Here in New Zealand, restrictions on motor travel and car-less days were imposed. The realisation fossil fuels were finite led to talk of making a rapid transition away from fossil fuels.

Eventually, fuel supply normalised and true to human nature, all that was forgotten; even more vigorous exploitation of the finite resources ensued.

Nearly half a century on, despite alternatives, our world’s use of fossil fuel increases as our climate crisis accelerates to a calamity of our own making. Also, the extinction of earthly wildlife accelerates. Eventually humanity will join the queue.

Meantime, let’s give our grandkids a chance for the future and collectively ease up on our planet.

  1. Richard Whitley says:

    Greetings Bob,

    Do you think, if at all possible, you could somehow get this crucial message to James Shaw, AKA Co-Leader of the (apparently in name only) Green Party? as he seems hell bent on flying around the globe to Glasgow come November to, rather ironically, attend a climate conference.

    Much is spoken by yourself, James Shaw and other merchants of climate doom about the need to invent and adopt measures to combat the issue. I’m not sure if James is aware of Zoom and how this technology negates the need to travel in person for what can successfully be carried out from half a world away?

    1. Bob Hughes says:

      Government Climate Minister James Shaw has indeed got the message.
      He is duty-bound to fly to Glasgow to represent NZ at this year’s COP climate conference, and air travel is the only option
      On Thursday last week Mr Shaw himself said they didn’t have the option of a virtual COP multinational conference – “It has not been made available to us.” Minister Shaw is attending so NZ can play its part fully.
      Where is the fault in that?

      1. Ken Ovenden says:

        Hi Bob, just why does Shaw himself have to attend? Surely there are embassy staff in England who can go on his behalf, and quite possibly do a better job. As Richard has so rightly put it, you merchants of climate doom love the limelight if someone else is paying for it – yes, us poor taxpayers.

      2. Richard Whitley says:

        “It has not been made available to us.”

        And therein lies the problem Bob.
        Despite having available to them the technology (literally at their fingertips) that would negate the need for international travel, this coterie of hypocrites refuse to implement it.

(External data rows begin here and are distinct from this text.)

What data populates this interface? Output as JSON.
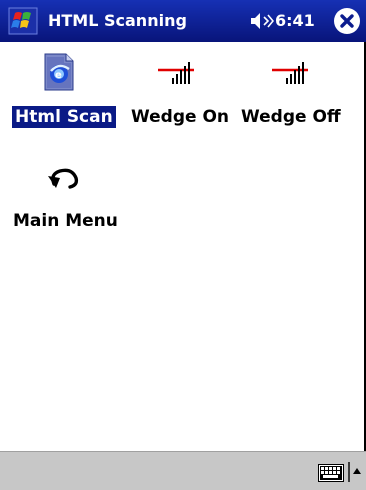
{
  "titlebar": {
    "app_title": "HTML Scanning",
    "clock": "6:41",
    "start_icon": "windows-flag-icon",
    "speaker_icon": "speaker-icon",
    "close_icon": "close-icon"
  },
  "tiles": [
    {
      "label": "Html Scan",
      "icon": "html-document-icon",
      "selected": true
    },
    {
      "label": "Wedge On",
      "icon": "wedge-on-icon",
      "selected": false
    },
    {
      "label": "Wedge Off",
      "icon": "wedge-off-icon",
      "selected": false
    },
    {
      "label": "Main Menu",
      "icon": "back-arrow-icon",
      "selected": false
    }
  ],
  "menubar": {
    "sip_icon": "keyboard-icon",
    "sip_arrow_icon": "sip-up-arrow-icon"
  },
  "colors": {
    "titlebar": "#0c1c8e",
    "selection": "#0a1a86",
    "menubar": "#c7c7c7",
    "wedge_red": "#e00000"
  }
}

        The double standard on display here is nothing short of astounding. It proves that what they are really only interested in, is stroking egos. They must be seen to publicly signal their virtue on an international stage, carbon footprints be damned.

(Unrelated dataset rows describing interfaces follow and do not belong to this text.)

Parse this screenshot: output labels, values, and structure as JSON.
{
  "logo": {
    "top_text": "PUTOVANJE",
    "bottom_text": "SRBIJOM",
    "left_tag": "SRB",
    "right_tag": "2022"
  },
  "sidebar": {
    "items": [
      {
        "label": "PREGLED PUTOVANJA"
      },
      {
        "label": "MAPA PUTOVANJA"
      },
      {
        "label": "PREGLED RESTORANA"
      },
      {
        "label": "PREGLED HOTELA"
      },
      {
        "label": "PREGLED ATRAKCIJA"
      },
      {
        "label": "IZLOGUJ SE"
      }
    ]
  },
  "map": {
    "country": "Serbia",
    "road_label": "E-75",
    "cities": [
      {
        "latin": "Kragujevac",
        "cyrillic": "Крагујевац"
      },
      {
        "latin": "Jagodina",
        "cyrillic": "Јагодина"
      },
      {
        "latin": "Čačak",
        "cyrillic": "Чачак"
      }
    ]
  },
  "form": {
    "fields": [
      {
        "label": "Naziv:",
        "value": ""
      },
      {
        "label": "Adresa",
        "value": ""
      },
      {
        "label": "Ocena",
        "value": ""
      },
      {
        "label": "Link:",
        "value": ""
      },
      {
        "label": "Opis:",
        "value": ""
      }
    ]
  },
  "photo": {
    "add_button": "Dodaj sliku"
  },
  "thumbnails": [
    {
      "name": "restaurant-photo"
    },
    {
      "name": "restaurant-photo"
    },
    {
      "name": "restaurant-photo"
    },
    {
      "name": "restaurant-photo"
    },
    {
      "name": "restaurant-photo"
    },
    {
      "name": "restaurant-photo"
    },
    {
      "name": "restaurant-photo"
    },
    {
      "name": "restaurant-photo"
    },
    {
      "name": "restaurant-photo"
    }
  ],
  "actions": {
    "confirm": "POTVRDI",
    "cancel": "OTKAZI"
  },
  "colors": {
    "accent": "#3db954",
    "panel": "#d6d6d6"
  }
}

        One could at least have some respect for James Shaw if he made a stand not to attend until these available technologies are implemented.

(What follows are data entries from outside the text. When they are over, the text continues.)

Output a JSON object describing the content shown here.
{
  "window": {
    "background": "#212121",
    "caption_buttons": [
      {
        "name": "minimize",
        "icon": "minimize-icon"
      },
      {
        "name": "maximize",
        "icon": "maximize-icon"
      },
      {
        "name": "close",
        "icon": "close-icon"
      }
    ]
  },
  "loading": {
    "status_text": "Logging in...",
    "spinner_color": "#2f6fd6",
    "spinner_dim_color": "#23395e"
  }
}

        James has painted himself into a corner by advocating for NZ Parliament to be conducted by Zoom during lockdown level 4.

  2. Bob Hughes says:

    Denial when first faced with a crisis is a coping mechanism for dealing wit such.
    But refusing to accept and react as a crisis threatens well-being is not.
    Both Richard and Ken, in accusing Climate Minister James Shaw and myself who admit the crisis as being merchants of climate doom, have got it the wrong way round and show they are climate doom merchants themselves.

  3. Doug Smith says:

    Excellent message, Bob. Thank you for continuing to speak out and share sensible advice. We will need much more of this, and eventually when the majority is on board, coordinated national action, along the historical lines you mention, will deepen and expand the impact of individual choices we can make now.

    The sooner we turn from the entropic/destructive power of industrial capitalusm toward a sustainable and healthy civilization based on the syntropic/creative power of living things, the better.